While social media opinions on the school’s rule were mixed, some commenters expressed concern that...

Industry News & Opinion

Novato Unified School District in Novato, Calif., has created a new vegetarian grab-and-go item as part of the district’s Meatless Monday initiative, marinij.com reports .

The Fiesta Rice and Bean Shaker, which is served in disposable cups, contains rice, corn, black beans, taco seasoning, corn tortilla chips and romaine lettuce topped with an optional salsa and ranch dressing. It’s also customizable, as students are able to select which ingredients they’d like to include.

The vegetarian shaker is made using produce from a nearby organic garden. Sofie Garcia, an employee in...

Industry News & Opinion

High school students in Dallastown Area School District in Dallastown, Pa., will soon see the addition of live prep stations in their cafeteria, as well as an area where they can access food at any time during the school day.

The district has partnered with Chartwells for the revamp, which will allow students to watch their food being prepared and also includes the addition of new menu items, says the York Dispatch .

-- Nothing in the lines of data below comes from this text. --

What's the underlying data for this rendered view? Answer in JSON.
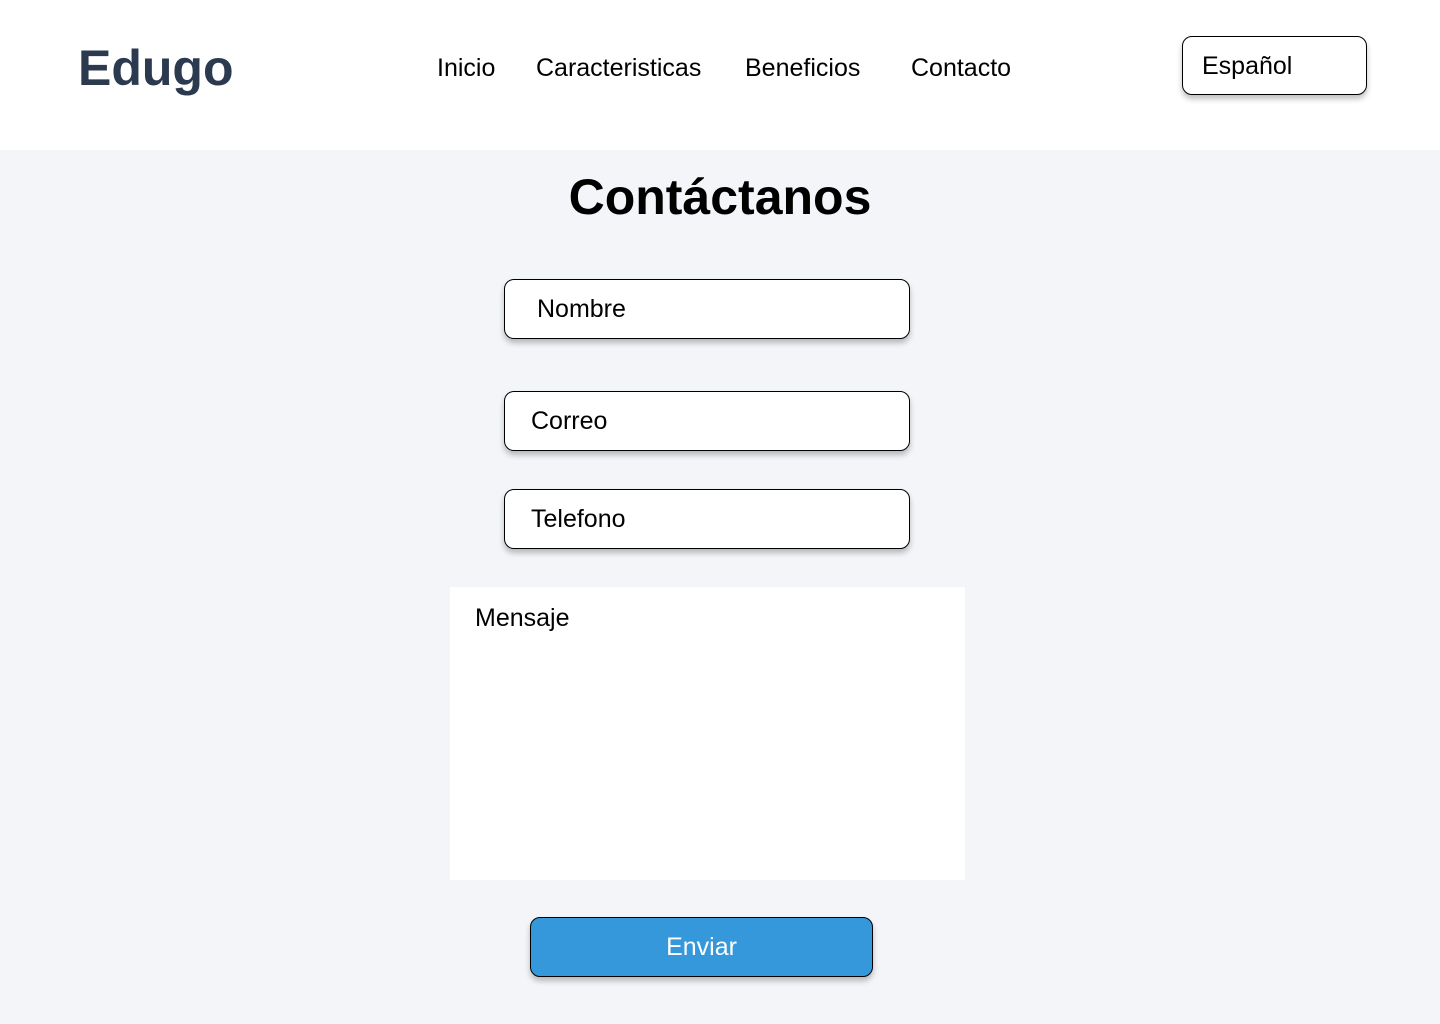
{
  "header": {
    "logo": "Edugo",
    "nav": {
      "inicio": "Inicio",
      "caracteristicas": "Caracteristicas",
      "beneficios": "Beneficios",
      "contacto": "Contacto"
    },
    "language": "Español"
  },
  "main": {
    "title": "Contáctanos",
    "form": {
      "nombre": "Nombre",
      "correo": "Correo",
      "telefono": "Telefono",
      "mensaje": "Mensaje",
      "submit_label": "Enviar"
    }
  },
  "colors": {
    "logo": "#2b3a4e",
    "header_bg": "#ffffff",
    "page_bg": "#f4f5f9",
    "button": "#3498db"
  }
}
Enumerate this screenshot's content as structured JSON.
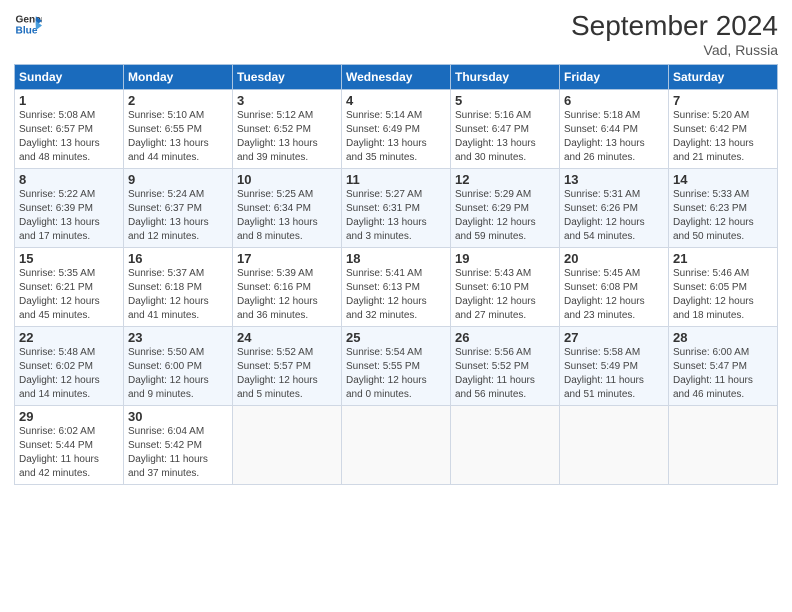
{
  "logo": {
    "line1": "General",
    "line2": "Blue"
  },
  "title": "September 2024",
  "location": "Vad, Russia",
  "days_of_week": [
    "Sunday",
    "Monday",
    "Tuesday",
    "Wednesday",
    "Thursday",
    "Friday",
    "Saturday"
  ],
  "weeks": [
    [
      {
        "day": "1",
        "info": "Sunrise: 5:08 AM\nSunset: 6:57 PM\nDaylight: 13 hours\nand 48 minutes."
      },
      {
        "day": "2",
        "info": "Sunrise: 5:10 AM\nSunset: 6:55 PM\nDaylight: 13 hours\nand 44 minutes."
      },
      {
        "day": "3",
        "info": "Sunrise: 5:12 AM\nSunset: 6:52 PM\nDaylight: 13 hours\nand 39 minutes."
      },
      {
        "day": "4",
        "info": "Sunrise: 5:14 AM\nSunset: 6:49 PM\nDaylight: 13 hours\nand 35 minutes."
      },
      {
        "day": "5",
        "info": "Sunrise: 5:16 AM\nSunset: 6:47 PM\nDaylight: 13 hours\nand 30 minutes."
      },
      {
        "day": "6",
        "info": "Sunrise: 5:18 AM\nSunset: 6:44 PM\nDaylight: 13 hours\nand 26 minutes."
      },
      {
        "day": "7",
        "info": "Sunrise: 5:20 AM\nSunset: 6:42 PM\nDaylight: 13 hours\nand 21 minutes."
      }
    ],
    [
      {
        "day": "8",
        "info": "Sunrise: 5:22 AM\nSunset: 6:39 PM\nDaylight: 13 hours\nand 17 minutes."
      },
      {
        "day": "9",
        "info": "Sunrise: 5:24 AM\nSunset: 6:37 PM\nDaylight: 13 hours\nand 12 minutes."
      },
      {
        "day": "10",
        "info": "Sunrise: 5:25 AM\nSunset: 6:34 PM\nDaylight: 13 hours\nand 8 minutes."
      },
      {
        "day": "11",
        "info": "Sunrise: 5:27 AM\nSunset: 6:31 PM\nDaylight: 13 hours\nand 3 minutes."
      },
      {
        "day": "12",
        "info": "Sunrise: 5:29 AM\nSunset: 6:29 PM\nDaylight: 12 hours\nand 59 minutes."
      },
      {
        "day": "13",
        "info": "Sunrise: 5:31 AM\nSunset: 6:26 PM\nDaylight: 12 hours\nand 54 minutes."
      },
      {
        "day": "14",
        "info": "Sunrise: 5:33 AM\nSunset: 6:23 PM\nDaylight: 12 hours\nand 50 minutes."
      }
    ],
    [
      {
        "day": "15",
        "info": "Sunrise: 5:35 AM\nSunset: 6:21 PM\nDaylight: 12 hours\nand 45 minutes."
      },
      {
        "day": "16",
        "info": "Sunrise: 5:37 AM\nSunset: 6:18 PM\nDaylight: 12 hours\nand 41 minutes."
      },
      {
        "day": "17",
        "info": "Sunrise: 5:39 AM\nSunset: 6:16 PM\nDaylight: 12 hours\nand 36 minutes."
      },
      {
        "day": "18",
        "info": "Sunrise: 5:41 AM\nSunset: 6:13 PM\nDaylight: 12 hours\nand 32 minutes."
      },
      {
        "day": "19",
        "info": "Sunrise: 5:43 AM\nSunset: 6:10 PM\nDaylight: 12 hours\nand 27 minutes."
      },
      {
        "day": "20",
        "info": "Sunrise: 5:45 AM\nSunset: 6:08 PM\nDaylight: 12 hours\nand 23 minutes."
      },
      {
        "day": "21",
        "info": "Sunrise: 5:46 AM\nSunset: 6:05 PM\nDaylight: 12 hours\nand 18 minutes."
      }
    ],
    [
      {
        "day": "22",
        "info": "Sunrise: 5:48 AM\nSunset: 6:02 PM\nDaylight: 12 hours\nand 14 minutes."
      },
      {
        "day": "23",
        "info": "Sunrise: 5:50 AM\nSunset: 6:00 PM\nDaylight: 12 hours\nand 9 minutes."
      },
      {
        "day": "24",
        "info": "Sunrise: 5:52 AM\nSunset: 5:57 PM\nDaylight: 12 hours\nand 5 minutes."
      },
      {
        "day": "25",
        "info": "Sunrise: 5:54 AM\nSunset: 5:55 PM\nDaylight: 12 hours\nand 0 minutes."
      },
      {
        "day": "26",
        "info": "Sunrise: 5:56 AM\nSunset: 5:52 PM\nDaylight: 11 hours\nand 56 minutes."
      },
      {
        "day": "27",
        "info": "Sunrise: 5:58 AM\nSunset: 5:49 PM\nDaylight: 11 hours\nand 51 minutes."
      },
      {
        "day": "28",
        "info": "Sunrise: 6:00 AM\nSunset: 5:47 PM\nDaylight: 11 hours\nand 46 minutes."
      }
    ],
    [
      {
        "day": "29",
        "info": "Sunrise: 6:02 AM\nSunset: 5:44 PM\nDaylight: 11 hours\nand 42 minutes."
      },
      {
        "day": "30",
        "info": "Sunrise: 6:04 AM\nSunset: 5:42 PM\nDaylight: 11 hours\nand 37 minutes."
      },
      {
        "day": "",
        "info": ""
      },
      {
        "day": "",
        "info": ""
      },
      {
        "day": "",
        "info": ""
      },
      {
        "day": "",
        "info": ""
      },
      {
        "day": "",
        "info": ""
      }
    ]
  ]
}
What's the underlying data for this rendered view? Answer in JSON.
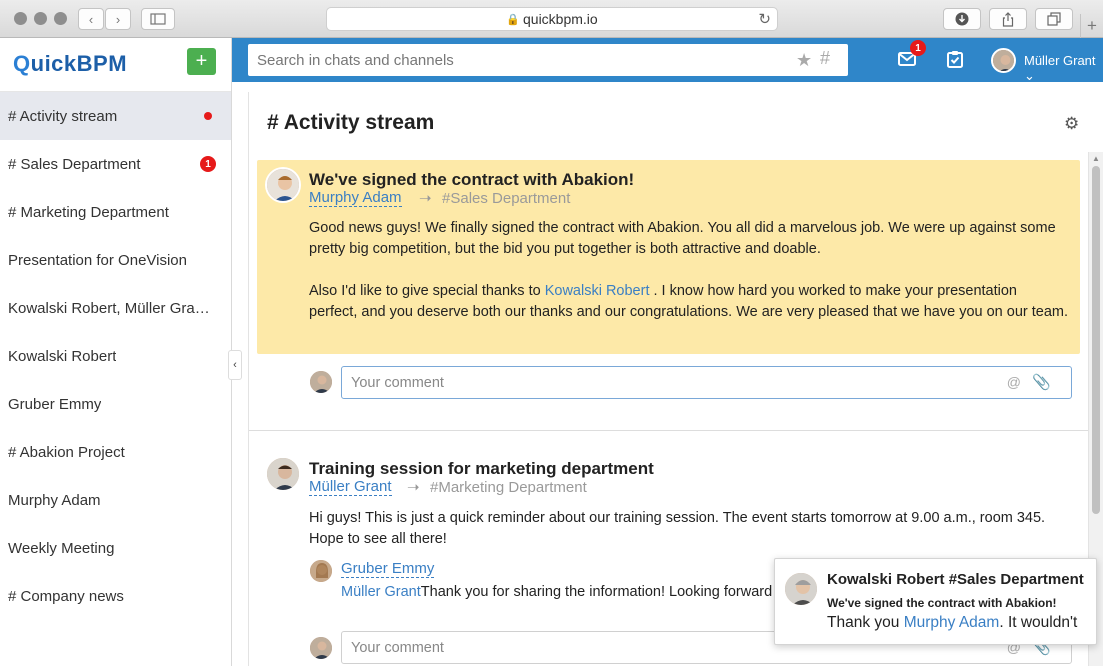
{
  "browser": {
    "url": "quickbpm.io"
  },
  "app": {
    "logo_first": "Q",
    "logo_rest": "uickBPM",
    "add_label": "+"
  },
  "sidebar": {
    "items": [
      {
        "label": "# Activity stream",
        "indicator": "dot"
      },
      {
        "label": "# Sales Department",
        "badge": "1"
      },
      {
        "label": "# Marketing Department"
      },
      {
        "label": "Presentation for OneVision"
      },
      {
        "label": "Kowalski Robert, Müller Grant, Murphy Adam"
      },
      {
        "label": "Kowalski Robert"
      },
      {
        "label": "Gruber Emmy"
      },
      {
        "label": "# Abakion Project"
      },
      {
        "label": "Murphy Adam"
      },
      {
        "label": "Weekly Meeting"
      },
      {
        "label": "# Company news"
      }
    ]
  },
  "topbar": {
    "search_placeholder": "Search in chats and channels",
    "star_icon": "★",
    "hash_icon": "#",
    "mail_badge": "1",
    "user_name": "Müller Grant"
  },
  "main": {
    "title": "# Activity stream",
    "posts": [
      {
        "title": "We've signed the contract with Abakion!",
        "author": "Murphy Adam",
        "channel": "#Sales Department",
        "para1": "Good news guys! We finally signed the contract with Abakion. You all did a marvelous job. We were up against some pretty big competition, but the bid you put together is both attractive and doable.",
        "para2_pre": "Also I'd like to give special thanks to ",
        "para2_link": "Kowalski Robert",
        "para2_post": " . I know how hard you worked to make your presentation perfect, and you deserve both our thanks and our congratulations. We are very pleased that we have you on our team.",
        "comment_placeholder": "Your comment"
      },
      {
        "title": "Training session for marketing department",
        "author": "Müller Grant",
        "channel": "#Marketing Department",
        "body": "Hi guys! This is just a quick reminder about our training session. The event starts tomorrow at 9.00 a.m., room 345. Hope to see all there!",
        "reply_author": "Gruber Emmy",
        "reply_mention": "Müller Grant",
        "reply_text": "Thank you for sharing the information! Looking forward to it.",
        "comment_placeholder": "Your comment"
      }
    ]
  },
  "notification": {
    "title": "Kowalski Robert #Sales Department",
    "subtitle": "We've signed the contract with Abakion!",
    "body_pre": "Thank you ",
    "body_link": "Murphy Adam",
    "body_post": ". It wouldn't"
  },
  "colors": {
    "topbar": "#2f86c9",
    "highlight_post": "#fde9a8",
    "badge": "#e61a1a",
    "add_button": "#4caf50",
    "link": "#3a7fc4"
  }
}
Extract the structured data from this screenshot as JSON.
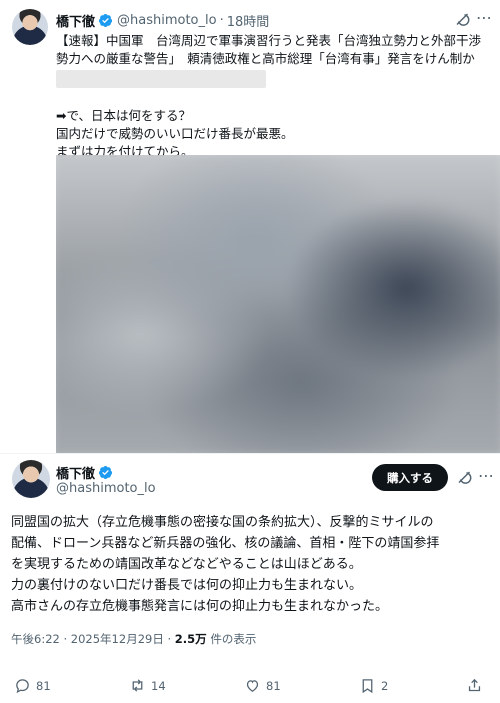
{
  "quoted_post": {
    "name": "橋下徹",
    "handle": "@hashimoto_lo",
    "separator": "·",
    "time": "18時間",
    "lines": [
      "【速報】中国軍　台湾周辺で軍事演習行うと発表「台湾独立勢力と外部干渉",
      "勢力への厳重な警告」　頼清徳政権と高市総理「台湾有事」発言をけん制か"
    ],
    "body_lines": [
      "➡で、日本は何をする？",
      "国内だけで威勢のいい口だけ番長が最悪。",
      "まずは力を付けてから。"
    ]
  },
  "main_post": {
    "name": "橋下徹",
    "handle": "@hashimoto_lo",
    "buy_button_label": "購入する",
    "lines": [
      "同盟国の拡大（存立危機事態の密接な国の条約拡大）、反撃的ミサイルの",
      "配備、ドローン兵器など新兵器の強化、核の議論、首相・陛下の靖国参拝",
      "を実現するための靖国改革などなどやることは山ほどある。",
      "力の裏付けのない口だけ番長では何の抑止力も生まれない。",
      "高市さんの存立危機事態発言には何の抑止力も生まれなかった。"
    ],
    "timestamp": "午後6:22 · 2025年12月29日 · ",
    "views": "2.5万",
    "views_suffix": " 件の表示"
  },
  "actions": {
    "reply_count": "81",
    "repost_count": "14",
    "like_count": "81",
    "bookmark_count": "2"
  },
  "colors": {
    "verified": "#1d9bf0",
    "text": "#0f1419",
    "secondary": "#536471",
    "button_bg": "#0f1419"
  },
  "icons": [
    "verified-badge-icon",
    "grok-icon",
    "more-icon",
    "reply-icon",
    "repost-icon",
    "like-icon",
    "bookmark-icon",
    "share-icon"
  ]
}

Chartwells’ mid-Atlantic dietitian, Aliza Stern, believes these changes will be welcomed by students as they become increasingly interested in different types...

FSD Resources